═════ RECORDS FOR THE EXERCISE ═════

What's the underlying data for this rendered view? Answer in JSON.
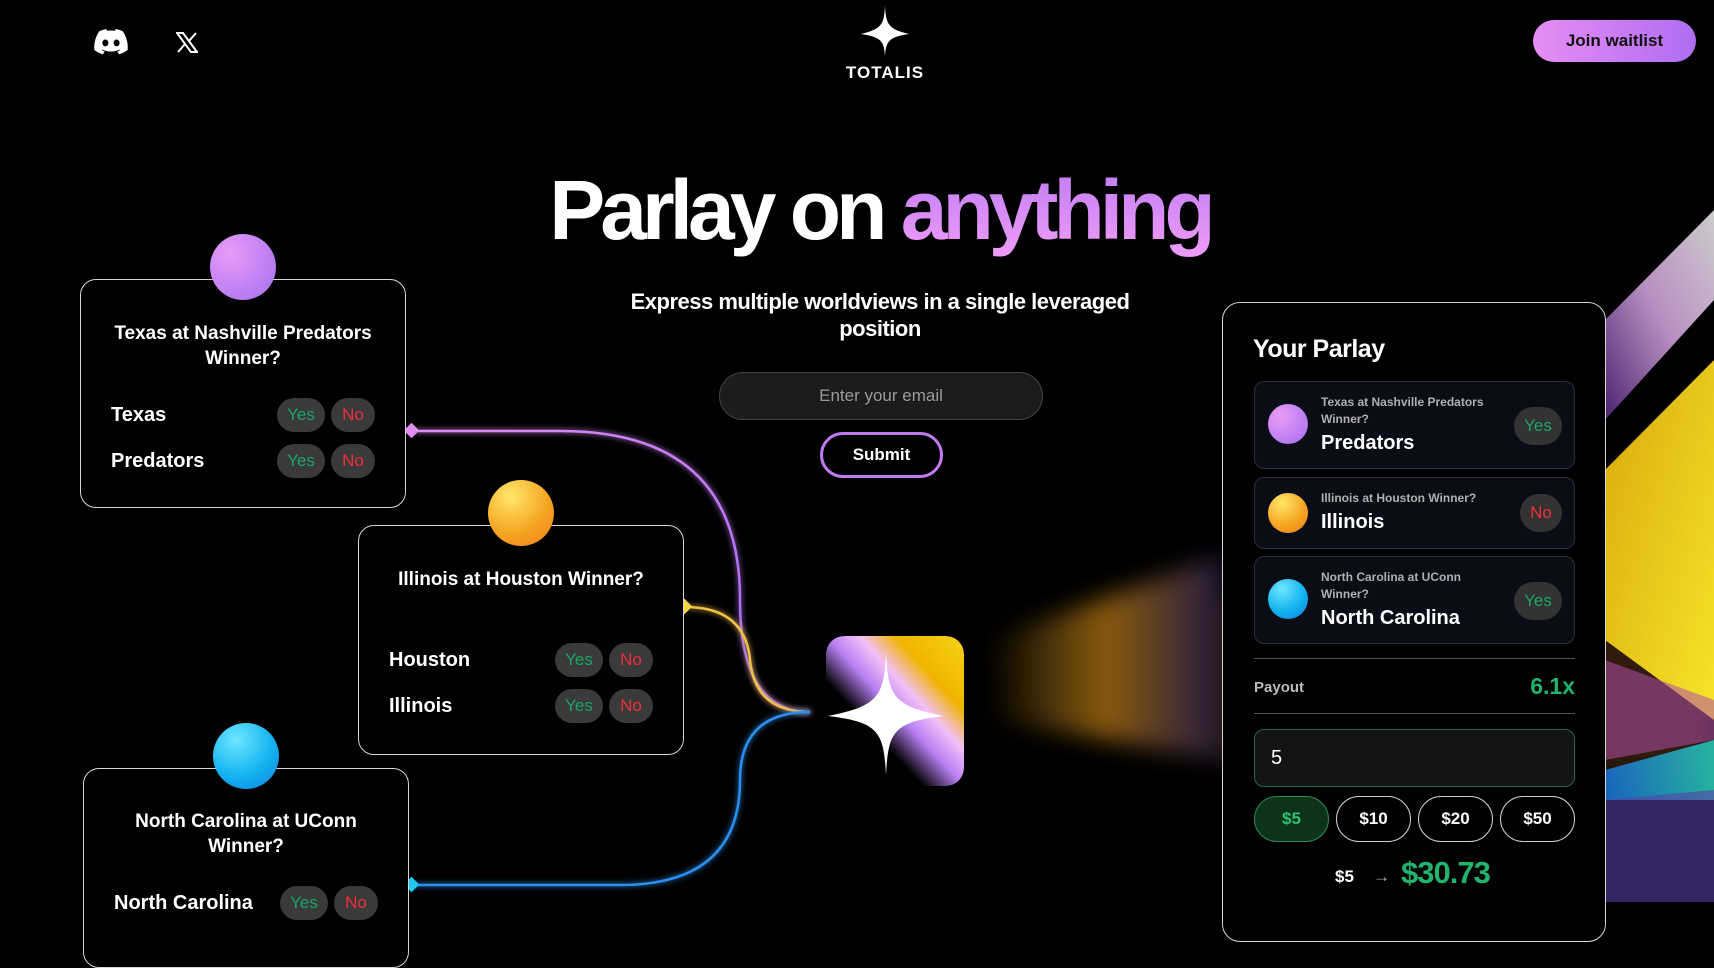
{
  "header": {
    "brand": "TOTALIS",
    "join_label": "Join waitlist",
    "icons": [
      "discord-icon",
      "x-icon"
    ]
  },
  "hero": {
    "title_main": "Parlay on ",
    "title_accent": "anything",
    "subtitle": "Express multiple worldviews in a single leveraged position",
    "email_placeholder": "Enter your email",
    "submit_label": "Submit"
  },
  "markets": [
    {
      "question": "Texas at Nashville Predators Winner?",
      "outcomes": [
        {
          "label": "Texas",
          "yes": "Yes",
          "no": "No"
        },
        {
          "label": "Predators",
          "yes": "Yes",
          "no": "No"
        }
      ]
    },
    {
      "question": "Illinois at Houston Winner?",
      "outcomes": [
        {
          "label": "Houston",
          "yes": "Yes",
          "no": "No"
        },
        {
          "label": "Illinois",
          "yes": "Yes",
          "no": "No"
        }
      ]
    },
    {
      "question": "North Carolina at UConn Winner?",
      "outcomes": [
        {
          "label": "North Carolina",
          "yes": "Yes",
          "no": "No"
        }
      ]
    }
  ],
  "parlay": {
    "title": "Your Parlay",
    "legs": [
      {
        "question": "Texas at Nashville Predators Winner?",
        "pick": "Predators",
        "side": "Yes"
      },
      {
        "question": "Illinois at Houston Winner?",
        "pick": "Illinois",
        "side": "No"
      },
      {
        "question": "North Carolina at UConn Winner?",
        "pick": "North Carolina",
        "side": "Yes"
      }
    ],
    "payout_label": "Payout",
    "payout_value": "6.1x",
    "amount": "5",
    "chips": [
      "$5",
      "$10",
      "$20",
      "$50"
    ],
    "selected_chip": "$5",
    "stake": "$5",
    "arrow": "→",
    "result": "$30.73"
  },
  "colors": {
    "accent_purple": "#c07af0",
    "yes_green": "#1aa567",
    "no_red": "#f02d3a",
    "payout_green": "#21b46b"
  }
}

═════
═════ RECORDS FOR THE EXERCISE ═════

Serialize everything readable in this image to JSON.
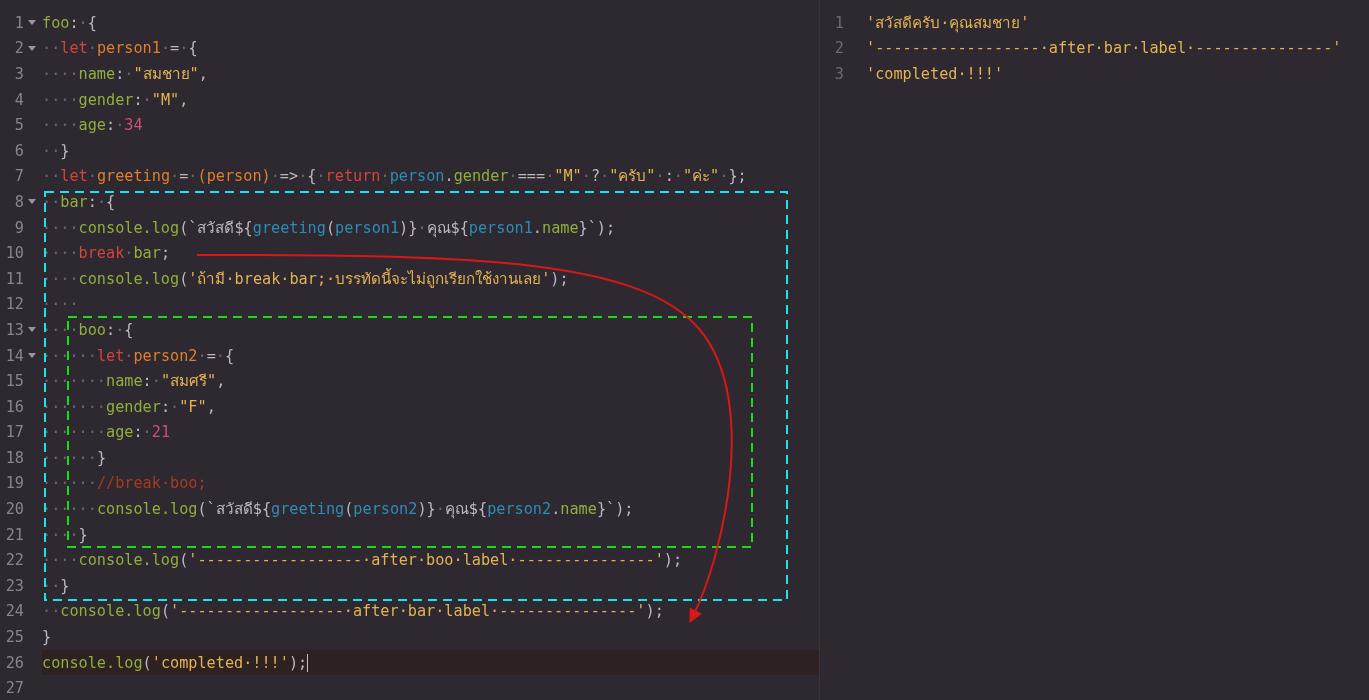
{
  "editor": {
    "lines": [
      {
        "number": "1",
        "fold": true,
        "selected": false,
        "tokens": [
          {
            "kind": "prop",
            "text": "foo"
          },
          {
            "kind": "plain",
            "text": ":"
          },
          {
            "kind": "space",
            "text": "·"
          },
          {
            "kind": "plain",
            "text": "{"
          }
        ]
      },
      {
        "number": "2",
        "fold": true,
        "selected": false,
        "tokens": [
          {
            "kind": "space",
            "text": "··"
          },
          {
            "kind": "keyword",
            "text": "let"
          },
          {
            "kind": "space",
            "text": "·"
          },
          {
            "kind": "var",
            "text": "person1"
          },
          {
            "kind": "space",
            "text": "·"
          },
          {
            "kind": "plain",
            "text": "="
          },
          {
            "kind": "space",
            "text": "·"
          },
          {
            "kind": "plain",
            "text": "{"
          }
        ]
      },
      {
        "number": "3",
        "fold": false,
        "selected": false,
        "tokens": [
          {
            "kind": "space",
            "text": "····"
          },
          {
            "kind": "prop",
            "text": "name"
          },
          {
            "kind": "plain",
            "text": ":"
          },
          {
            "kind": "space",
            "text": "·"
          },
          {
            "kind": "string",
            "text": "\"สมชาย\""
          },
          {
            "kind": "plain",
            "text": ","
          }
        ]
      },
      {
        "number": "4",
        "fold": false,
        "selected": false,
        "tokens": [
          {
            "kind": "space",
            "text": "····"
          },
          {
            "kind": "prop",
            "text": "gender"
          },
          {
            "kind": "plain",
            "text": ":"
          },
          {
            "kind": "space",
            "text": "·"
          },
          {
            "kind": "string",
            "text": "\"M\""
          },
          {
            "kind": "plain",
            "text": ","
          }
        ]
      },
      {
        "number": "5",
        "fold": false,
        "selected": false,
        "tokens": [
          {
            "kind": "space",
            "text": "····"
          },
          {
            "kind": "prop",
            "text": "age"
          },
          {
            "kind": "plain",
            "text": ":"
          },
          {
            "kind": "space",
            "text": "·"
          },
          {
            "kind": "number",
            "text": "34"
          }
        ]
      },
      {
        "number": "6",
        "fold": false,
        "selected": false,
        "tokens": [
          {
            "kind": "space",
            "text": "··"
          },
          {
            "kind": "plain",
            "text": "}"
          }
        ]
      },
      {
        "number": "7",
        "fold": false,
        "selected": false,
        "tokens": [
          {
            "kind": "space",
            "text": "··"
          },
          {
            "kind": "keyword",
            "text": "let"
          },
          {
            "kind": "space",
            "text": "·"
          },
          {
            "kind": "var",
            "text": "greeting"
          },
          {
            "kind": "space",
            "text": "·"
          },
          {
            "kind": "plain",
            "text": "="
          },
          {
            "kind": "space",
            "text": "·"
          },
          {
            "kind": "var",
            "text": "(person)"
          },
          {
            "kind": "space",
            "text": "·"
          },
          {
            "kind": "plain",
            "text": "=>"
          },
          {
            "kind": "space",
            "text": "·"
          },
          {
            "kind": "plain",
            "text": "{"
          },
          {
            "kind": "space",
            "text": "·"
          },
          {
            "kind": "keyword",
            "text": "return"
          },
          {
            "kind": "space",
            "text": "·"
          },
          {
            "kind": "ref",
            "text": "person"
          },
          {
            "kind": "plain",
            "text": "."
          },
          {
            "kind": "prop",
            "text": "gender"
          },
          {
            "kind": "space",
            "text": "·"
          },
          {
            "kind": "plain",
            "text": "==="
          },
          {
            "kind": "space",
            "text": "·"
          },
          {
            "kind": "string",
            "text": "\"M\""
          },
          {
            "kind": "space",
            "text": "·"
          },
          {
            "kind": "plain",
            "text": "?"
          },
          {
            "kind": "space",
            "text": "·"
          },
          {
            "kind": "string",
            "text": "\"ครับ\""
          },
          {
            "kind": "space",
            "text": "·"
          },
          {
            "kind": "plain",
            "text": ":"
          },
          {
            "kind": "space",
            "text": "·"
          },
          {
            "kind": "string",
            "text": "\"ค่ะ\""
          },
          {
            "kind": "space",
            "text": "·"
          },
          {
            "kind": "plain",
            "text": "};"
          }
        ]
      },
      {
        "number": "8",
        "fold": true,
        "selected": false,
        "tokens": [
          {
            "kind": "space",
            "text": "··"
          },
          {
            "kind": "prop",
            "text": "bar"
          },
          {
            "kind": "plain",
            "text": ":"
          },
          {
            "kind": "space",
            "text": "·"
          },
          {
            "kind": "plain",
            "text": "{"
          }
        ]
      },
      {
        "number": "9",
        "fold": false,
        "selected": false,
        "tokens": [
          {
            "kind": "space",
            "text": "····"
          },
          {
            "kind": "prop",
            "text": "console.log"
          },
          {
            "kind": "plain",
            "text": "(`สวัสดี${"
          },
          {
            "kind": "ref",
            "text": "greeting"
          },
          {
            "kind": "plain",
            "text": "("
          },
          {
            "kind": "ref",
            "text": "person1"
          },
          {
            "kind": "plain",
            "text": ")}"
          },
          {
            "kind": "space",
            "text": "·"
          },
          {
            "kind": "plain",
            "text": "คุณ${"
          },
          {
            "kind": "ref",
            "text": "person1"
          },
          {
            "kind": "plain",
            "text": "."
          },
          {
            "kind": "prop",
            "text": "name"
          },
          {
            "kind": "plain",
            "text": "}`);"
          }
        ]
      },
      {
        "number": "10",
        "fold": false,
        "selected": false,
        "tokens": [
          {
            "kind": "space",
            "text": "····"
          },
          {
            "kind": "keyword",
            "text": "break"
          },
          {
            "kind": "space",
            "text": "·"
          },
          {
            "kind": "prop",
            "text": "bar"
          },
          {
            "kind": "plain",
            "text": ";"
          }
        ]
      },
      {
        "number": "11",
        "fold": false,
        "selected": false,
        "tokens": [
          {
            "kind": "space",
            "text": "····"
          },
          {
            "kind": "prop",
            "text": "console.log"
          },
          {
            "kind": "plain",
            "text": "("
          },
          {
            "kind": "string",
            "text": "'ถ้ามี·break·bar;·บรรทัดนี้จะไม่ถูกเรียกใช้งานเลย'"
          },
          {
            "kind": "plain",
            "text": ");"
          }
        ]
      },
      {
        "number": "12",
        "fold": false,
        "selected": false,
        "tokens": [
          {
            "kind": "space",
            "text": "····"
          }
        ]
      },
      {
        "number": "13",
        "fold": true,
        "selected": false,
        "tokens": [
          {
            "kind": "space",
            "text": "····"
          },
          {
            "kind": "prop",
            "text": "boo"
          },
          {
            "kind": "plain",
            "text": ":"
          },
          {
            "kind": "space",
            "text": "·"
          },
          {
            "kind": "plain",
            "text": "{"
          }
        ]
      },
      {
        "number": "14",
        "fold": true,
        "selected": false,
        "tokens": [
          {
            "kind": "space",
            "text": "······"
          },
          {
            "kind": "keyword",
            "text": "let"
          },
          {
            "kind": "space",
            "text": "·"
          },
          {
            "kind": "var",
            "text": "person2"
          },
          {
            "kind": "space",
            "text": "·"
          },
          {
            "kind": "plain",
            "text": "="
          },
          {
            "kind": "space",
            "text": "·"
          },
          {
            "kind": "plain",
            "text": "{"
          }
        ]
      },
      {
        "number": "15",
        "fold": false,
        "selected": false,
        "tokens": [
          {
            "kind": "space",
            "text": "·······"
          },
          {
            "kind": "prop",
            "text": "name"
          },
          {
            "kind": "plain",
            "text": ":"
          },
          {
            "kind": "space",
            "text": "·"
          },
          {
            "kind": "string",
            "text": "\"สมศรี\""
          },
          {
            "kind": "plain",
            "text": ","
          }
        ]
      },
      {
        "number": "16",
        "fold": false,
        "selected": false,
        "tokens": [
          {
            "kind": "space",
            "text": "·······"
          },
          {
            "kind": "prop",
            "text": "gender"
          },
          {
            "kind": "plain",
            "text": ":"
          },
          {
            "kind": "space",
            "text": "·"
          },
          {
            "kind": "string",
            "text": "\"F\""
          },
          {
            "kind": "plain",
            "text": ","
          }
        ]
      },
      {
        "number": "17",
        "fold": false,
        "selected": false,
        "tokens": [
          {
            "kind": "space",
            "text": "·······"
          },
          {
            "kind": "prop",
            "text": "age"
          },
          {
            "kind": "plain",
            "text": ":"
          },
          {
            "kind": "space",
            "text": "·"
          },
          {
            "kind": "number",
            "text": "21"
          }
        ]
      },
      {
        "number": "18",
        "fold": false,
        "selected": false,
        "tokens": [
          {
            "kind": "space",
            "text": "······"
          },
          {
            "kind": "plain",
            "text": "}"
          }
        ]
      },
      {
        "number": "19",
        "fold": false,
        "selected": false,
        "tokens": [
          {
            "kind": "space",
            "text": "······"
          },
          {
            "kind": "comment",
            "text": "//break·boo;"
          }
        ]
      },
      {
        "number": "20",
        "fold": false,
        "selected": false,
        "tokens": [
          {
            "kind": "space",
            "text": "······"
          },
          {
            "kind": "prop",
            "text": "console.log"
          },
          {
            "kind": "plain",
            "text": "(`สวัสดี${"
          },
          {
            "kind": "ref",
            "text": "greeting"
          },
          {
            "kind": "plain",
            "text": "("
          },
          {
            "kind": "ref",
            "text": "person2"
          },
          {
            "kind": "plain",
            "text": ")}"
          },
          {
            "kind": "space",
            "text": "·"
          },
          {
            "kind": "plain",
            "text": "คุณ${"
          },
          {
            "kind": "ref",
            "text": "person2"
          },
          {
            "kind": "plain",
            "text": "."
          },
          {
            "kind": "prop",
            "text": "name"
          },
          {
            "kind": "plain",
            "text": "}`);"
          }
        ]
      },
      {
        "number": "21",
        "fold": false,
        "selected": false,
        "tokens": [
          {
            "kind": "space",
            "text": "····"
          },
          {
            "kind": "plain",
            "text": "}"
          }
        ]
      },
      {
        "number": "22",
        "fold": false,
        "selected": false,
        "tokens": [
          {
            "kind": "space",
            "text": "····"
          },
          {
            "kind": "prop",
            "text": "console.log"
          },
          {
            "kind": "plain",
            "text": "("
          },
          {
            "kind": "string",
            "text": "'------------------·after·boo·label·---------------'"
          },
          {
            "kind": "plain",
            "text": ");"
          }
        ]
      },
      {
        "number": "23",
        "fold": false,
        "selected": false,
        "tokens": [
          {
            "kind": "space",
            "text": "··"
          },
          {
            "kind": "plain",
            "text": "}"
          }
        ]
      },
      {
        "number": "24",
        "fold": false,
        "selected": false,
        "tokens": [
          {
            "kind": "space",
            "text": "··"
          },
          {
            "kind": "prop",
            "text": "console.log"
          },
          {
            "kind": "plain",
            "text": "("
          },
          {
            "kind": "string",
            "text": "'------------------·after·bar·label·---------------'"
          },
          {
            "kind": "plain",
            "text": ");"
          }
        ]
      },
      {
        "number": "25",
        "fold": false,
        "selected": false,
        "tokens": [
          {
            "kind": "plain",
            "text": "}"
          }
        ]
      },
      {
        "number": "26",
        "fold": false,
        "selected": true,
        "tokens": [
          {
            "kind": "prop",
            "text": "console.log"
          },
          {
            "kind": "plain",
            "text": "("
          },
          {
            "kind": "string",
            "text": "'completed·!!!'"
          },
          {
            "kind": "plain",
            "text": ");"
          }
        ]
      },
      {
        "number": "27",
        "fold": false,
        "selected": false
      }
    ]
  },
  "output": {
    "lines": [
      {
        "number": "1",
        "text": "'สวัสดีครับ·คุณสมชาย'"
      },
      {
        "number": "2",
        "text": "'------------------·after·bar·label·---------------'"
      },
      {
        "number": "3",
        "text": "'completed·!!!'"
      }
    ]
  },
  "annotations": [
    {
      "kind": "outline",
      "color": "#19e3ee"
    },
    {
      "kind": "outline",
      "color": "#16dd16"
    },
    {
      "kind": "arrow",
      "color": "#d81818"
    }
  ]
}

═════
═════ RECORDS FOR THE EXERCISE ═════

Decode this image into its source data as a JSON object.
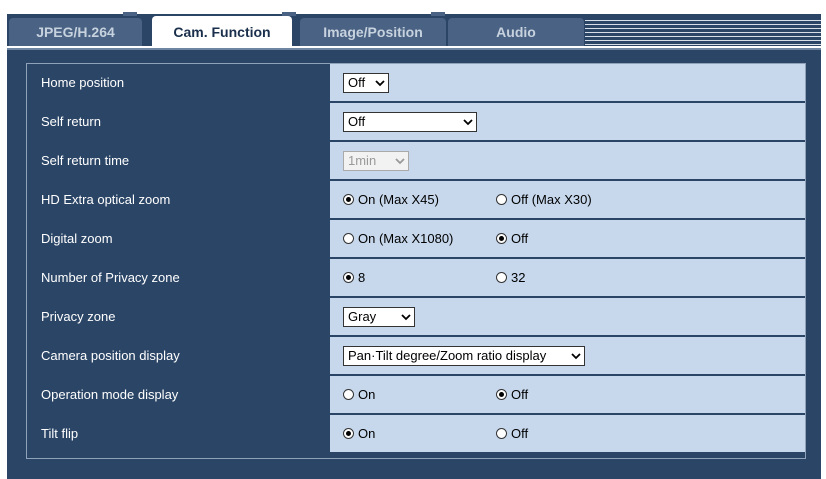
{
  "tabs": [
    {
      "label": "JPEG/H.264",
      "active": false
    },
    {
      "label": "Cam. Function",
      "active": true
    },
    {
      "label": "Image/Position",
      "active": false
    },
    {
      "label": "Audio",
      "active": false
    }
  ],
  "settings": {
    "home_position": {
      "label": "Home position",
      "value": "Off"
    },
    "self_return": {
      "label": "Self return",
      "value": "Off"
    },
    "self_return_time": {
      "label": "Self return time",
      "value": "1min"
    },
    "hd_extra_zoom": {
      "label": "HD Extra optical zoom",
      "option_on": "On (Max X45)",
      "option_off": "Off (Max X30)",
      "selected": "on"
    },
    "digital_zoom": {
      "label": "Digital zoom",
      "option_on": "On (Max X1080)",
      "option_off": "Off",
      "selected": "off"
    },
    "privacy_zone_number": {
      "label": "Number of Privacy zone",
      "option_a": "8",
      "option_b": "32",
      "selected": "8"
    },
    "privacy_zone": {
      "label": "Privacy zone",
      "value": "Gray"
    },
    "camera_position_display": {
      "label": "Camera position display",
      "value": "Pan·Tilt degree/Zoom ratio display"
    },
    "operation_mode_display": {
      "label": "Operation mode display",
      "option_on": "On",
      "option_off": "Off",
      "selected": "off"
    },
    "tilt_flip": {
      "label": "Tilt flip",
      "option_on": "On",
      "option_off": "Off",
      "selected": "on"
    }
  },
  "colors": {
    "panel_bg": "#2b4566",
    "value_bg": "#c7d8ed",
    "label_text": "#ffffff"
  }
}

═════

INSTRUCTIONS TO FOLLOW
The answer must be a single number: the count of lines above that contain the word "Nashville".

WRITTEN SOLUTION
2